In cases where a work stoppage takes the form of a strike, which is alleged by the employees to be a constructive lockout, this Court has held that the burden is upon the employees to demonstrate their willingness to maintain the status quo and the employer's refusal to do so. Unemployment Compensation Board of Review v. Haughton Elevator Co., 21 Pa. Commonwealth Ct. 307,
[ 43 Pa. Commw. Page 526345]
A.2d 297 (1975). The test in determining the nature of the status quo, in turn, is:
Have the employees offered to continue working for a reasonable time under the pre-existing terms and conditions of employment so as to avert a work stoppage pending the final settlement of the contract negotiations; and has the employer agreed to permit work to continue for a reasonable time under the pre-existing terms and conditions of employment pending further negotiations?
Vrotney Unemployment Compensation Case, 400 Pa. 440, 444-45, 163 A.2d 91, 93 (1960).
Applying this test to the instant case, the record is clear that following the teachers' return to work on September 13 until the work stoppage on October 1, the relevant provisions of the first year of the recommended agreement, including both economic and non-economic matters, had been put into effect. Further, although the record contains testimony of discussions between the employer and union concerning the applicability of certain non-economic provisions of the first year during the period of proposed re-negotiation, the record amply supports the conclusion that the dispute and the ensuing work stoppage centered solely on the salary schedules for the second and third years of the contract. Thus, we find substantial evidence in the record to support the referee's final finding of fact that work was available under the terms and conditions of the first year of the recommended agreement,*fn3 and conclude, therefore, that this was the status quo the

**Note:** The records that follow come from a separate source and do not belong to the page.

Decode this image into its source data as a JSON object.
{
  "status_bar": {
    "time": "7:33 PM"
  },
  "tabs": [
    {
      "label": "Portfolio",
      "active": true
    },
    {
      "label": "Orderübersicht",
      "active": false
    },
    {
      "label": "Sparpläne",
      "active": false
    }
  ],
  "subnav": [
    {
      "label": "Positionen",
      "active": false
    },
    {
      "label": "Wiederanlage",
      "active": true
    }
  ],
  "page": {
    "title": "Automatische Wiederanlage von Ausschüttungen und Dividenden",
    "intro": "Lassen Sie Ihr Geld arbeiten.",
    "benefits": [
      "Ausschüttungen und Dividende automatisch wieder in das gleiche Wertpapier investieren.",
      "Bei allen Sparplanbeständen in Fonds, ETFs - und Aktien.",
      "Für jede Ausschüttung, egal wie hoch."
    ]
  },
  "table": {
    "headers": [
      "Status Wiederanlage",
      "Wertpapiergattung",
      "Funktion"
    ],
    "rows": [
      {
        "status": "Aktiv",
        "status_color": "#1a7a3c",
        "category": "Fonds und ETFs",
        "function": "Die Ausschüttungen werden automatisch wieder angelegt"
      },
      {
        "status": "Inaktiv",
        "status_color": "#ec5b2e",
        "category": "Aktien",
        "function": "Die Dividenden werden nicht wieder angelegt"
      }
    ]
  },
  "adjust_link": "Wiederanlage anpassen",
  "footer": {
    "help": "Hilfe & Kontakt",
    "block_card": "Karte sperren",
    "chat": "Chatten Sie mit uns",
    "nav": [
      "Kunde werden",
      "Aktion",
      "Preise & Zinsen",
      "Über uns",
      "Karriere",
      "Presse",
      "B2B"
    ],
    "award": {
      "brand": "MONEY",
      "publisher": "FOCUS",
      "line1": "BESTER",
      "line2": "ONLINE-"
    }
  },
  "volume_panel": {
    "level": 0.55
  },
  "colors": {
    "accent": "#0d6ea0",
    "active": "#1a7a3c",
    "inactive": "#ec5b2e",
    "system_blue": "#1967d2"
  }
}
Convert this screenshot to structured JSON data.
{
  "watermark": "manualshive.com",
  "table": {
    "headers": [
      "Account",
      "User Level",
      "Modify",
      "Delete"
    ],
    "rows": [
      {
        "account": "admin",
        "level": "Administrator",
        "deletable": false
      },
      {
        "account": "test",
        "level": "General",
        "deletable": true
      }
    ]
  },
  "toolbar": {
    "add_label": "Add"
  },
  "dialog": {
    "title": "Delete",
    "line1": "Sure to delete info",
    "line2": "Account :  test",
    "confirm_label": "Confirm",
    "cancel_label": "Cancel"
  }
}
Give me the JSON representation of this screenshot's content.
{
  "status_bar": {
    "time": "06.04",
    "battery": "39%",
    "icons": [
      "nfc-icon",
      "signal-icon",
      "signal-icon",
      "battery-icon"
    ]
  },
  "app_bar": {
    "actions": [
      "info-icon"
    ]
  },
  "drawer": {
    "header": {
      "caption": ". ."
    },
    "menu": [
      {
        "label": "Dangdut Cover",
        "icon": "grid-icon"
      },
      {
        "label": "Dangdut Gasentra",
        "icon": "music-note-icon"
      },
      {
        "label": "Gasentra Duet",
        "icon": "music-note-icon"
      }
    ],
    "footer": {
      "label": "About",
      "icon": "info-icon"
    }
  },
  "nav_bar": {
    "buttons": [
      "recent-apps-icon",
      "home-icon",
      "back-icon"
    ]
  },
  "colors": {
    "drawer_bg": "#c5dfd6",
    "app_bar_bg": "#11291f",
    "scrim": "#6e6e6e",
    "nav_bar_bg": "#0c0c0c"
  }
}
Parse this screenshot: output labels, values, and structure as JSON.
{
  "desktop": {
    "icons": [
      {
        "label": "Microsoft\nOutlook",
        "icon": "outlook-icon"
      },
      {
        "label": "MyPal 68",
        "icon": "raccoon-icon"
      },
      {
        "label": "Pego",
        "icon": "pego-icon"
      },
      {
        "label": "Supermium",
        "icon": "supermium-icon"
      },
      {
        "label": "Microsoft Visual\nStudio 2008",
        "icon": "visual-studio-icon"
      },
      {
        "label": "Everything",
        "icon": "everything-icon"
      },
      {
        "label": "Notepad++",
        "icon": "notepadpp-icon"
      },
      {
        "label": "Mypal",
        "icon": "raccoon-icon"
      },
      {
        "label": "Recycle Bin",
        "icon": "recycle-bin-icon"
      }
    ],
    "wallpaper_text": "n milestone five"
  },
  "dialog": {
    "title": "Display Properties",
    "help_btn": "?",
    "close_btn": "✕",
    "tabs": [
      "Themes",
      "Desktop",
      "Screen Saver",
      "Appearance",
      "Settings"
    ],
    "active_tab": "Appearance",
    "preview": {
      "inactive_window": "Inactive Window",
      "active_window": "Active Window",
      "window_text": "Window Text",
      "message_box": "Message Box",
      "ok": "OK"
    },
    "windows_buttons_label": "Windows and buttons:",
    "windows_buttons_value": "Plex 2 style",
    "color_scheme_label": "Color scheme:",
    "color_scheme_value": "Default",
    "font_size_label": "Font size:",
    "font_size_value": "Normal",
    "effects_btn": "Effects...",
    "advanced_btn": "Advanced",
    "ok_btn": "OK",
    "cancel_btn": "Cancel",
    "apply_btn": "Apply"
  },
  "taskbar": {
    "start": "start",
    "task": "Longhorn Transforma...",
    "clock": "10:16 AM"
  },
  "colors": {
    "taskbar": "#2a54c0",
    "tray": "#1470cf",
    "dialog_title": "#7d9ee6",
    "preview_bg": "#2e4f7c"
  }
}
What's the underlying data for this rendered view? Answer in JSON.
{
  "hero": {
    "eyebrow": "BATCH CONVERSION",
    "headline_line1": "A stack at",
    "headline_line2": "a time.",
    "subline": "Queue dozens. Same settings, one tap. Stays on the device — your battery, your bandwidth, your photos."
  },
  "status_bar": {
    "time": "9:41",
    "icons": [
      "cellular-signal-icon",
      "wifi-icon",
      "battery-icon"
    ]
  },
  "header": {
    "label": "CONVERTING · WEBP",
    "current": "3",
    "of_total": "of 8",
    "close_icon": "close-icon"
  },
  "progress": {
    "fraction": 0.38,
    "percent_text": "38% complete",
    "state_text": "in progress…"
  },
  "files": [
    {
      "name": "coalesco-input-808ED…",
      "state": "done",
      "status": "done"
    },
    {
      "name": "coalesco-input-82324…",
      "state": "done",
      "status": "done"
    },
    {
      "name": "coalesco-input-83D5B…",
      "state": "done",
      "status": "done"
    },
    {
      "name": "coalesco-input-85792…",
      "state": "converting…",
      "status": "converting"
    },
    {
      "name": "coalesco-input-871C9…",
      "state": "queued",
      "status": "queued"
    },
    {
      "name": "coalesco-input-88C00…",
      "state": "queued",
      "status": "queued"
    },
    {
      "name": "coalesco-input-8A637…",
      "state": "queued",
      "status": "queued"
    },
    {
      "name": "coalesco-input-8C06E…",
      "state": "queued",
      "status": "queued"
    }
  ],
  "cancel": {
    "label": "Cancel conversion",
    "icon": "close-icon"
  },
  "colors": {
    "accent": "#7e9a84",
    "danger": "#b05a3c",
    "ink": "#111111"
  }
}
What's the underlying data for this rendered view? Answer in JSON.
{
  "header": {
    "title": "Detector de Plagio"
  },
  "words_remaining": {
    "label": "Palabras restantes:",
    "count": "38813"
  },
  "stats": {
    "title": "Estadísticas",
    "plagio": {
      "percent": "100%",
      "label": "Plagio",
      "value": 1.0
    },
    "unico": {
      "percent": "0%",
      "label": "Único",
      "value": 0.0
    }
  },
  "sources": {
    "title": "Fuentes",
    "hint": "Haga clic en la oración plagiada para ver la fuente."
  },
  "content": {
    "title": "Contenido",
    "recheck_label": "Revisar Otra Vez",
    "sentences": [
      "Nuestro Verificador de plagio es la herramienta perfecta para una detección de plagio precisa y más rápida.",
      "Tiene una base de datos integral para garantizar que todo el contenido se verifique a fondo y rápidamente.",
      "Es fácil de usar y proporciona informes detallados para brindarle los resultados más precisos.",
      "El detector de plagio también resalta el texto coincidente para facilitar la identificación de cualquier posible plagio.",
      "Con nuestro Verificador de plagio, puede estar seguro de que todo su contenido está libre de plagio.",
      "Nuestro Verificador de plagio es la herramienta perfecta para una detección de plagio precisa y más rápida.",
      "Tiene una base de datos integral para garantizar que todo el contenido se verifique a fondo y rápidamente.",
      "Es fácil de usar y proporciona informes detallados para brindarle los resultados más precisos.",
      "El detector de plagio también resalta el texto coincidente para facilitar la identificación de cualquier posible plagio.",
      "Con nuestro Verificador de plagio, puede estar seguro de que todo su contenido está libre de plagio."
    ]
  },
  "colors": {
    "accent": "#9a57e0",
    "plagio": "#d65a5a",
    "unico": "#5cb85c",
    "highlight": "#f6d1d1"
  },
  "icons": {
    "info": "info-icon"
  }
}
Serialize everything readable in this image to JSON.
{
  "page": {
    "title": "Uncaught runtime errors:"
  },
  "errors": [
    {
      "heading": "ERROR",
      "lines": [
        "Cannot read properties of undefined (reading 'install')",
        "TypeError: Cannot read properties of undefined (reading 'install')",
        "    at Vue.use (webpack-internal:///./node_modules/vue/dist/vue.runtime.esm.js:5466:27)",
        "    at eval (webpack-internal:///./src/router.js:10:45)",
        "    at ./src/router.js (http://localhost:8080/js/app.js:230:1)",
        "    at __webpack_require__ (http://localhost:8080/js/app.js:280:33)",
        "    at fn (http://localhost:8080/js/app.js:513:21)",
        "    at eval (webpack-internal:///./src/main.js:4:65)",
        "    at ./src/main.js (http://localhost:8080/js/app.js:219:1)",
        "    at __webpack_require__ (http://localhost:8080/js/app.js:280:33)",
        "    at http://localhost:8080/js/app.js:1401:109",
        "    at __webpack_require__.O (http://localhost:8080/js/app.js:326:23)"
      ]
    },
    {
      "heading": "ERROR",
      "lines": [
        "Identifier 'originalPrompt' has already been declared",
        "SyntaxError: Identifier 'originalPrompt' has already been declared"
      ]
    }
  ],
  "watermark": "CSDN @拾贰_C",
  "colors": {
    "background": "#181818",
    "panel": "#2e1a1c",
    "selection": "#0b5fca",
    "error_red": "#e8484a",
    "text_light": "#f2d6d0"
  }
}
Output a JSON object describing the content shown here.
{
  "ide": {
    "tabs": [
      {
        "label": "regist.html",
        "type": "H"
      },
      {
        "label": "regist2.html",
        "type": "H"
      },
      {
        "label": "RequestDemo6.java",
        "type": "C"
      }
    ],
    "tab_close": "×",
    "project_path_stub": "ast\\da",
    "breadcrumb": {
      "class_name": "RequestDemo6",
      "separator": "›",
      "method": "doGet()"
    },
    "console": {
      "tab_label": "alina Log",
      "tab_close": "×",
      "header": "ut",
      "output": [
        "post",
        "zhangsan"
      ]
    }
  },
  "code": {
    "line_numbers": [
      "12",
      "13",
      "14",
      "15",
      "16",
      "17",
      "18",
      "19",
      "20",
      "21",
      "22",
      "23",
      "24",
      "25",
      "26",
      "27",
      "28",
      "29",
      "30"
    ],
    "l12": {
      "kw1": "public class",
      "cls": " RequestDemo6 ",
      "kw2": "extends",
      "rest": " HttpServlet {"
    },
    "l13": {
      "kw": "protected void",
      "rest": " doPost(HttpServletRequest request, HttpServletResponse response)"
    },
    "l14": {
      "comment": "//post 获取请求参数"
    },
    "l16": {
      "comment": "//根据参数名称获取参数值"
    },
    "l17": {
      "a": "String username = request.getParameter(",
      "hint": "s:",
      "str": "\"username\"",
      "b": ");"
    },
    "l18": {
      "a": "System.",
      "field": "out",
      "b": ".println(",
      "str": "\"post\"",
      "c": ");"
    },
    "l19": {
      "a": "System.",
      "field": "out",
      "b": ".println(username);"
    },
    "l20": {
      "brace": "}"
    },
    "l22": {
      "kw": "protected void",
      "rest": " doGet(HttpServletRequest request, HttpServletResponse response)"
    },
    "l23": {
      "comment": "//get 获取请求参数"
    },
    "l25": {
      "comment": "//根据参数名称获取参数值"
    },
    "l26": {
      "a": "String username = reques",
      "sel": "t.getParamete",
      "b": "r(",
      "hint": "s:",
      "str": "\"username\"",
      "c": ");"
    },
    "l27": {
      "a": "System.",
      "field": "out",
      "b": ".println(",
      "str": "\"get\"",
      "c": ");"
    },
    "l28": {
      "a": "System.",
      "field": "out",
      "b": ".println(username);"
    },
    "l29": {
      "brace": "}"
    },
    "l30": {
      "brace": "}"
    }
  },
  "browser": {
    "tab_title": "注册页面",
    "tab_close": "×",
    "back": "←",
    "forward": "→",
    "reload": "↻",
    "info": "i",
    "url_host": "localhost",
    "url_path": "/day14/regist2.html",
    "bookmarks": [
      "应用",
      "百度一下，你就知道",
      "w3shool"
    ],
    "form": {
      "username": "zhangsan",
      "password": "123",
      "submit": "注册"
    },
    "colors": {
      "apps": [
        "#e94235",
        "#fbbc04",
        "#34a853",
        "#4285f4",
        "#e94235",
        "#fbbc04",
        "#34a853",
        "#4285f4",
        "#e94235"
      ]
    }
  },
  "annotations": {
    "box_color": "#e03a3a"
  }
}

[ 43 Pa. Commw. Page 527]
union and the employer were obliged to maintain. Within this context, the record amply demonstrates that the willingness of the claimants to continue working was not conditioned merely upon the continued employment under the terms and conditions of the first year contract provisions, essentially the maintenance of the status quo; it was upon the further condition that the legality of the second and third year contract provisions be submitted to binding arbitration. There was no obligation on the part of the employer, in maintaining the status quo at the time of the work stoppage, to submit the issue of the pay scale of the second and third years of the recommended agreement to binding arbitration. Claimants' argument that the grievance and arbitration provisions of the first year contract gives rise to an obligation on the part of the employer to submit to binding arbitration on the second and third years of the disputed portions of the agreement is without merit. Cf. McCracken Unemployment Compensation Case, 187 Pa. Superior Ct. 403, 144 A.2d 679 (1958) (allocatur refused).
Similarly, we must reject claimants' contention that the employer's action in refusing to execute the recommended agreement constituted unreasonable conduct or a breach of contract which should justify the granting of unemployment compensation benefits. It has long been the law of Pennsylvania that unemployment resulting from a work stoppage due to an alleged breach of contract is not compensable. See Accurti Unemployment Compensation Case, 187 Pa. Superior Ct. 391, 144 A.2d 673 (1958) (allocatur refused); Byerly Unemployment Compensation Case, 171 Pa. Superior Ct. 303, 90 A.2d 322 (1952).
[ 43 Pa. Commw. Page 528]
Accordingly, we will enter the following
And Now, June 25, 1979, the order of the Unemployment Compensation Board of Review, Decision No. B-149445, dated September 14, 1977, is hereby affirmed.